(Interface dataset entries)
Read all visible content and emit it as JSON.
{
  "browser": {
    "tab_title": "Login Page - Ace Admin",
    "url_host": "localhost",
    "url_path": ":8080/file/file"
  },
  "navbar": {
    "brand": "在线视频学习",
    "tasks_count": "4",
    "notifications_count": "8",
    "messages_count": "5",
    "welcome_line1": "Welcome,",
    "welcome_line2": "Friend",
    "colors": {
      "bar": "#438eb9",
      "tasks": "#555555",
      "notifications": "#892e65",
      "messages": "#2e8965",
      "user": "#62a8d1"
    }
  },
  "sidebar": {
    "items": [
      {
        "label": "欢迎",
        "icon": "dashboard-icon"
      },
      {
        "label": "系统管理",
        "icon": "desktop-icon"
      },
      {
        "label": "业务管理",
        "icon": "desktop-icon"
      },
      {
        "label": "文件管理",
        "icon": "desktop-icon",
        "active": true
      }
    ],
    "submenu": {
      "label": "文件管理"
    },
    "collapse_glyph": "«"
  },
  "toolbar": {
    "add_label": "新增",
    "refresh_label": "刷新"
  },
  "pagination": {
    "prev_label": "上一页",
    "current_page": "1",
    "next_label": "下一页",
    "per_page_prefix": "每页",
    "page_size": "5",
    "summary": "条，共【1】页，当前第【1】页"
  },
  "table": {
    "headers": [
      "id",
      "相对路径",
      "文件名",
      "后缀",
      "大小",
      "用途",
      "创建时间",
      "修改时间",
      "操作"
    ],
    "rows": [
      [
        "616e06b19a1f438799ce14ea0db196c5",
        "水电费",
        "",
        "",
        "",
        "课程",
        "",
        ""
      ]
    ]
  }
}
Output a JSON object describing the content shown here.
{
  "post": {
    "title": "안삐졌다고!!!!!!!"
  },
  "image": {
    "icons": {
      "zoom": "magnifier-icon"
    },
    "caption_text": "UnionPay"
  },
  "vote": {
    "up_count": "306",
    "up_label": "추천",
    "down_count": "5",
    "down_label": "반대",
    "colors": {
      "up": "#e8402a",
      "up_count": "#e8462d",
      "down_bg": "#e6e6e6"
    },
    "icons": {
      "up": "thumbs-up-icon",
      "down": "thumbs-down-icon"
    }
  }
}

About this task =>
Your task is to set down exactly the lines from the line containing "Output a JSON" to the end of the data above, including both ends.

Solution to this task =>
Output a JSON object describing the content shown here.
{
  "post": {
    "title": "안삐졌다고!!!!!!!"
  },
  "image": {
    "icons": {
      "zoom": "magnifier-icon"
    },
    "caption_text": "UnionPay"
  },
  "vote": {
    "up_count": "306",
    "up_label": "추천",
    "down_count": "5",
    "down_label": "반대",
    "colors": {
      "up": "#e8402a",
      "up_count": "#e8462d",
      "down_bg": "#e6e6e6"
    },
    "icons": {
      "up": "thumbs-up-icon",
      "down": "thumbs-down-icon"
    }
  }
}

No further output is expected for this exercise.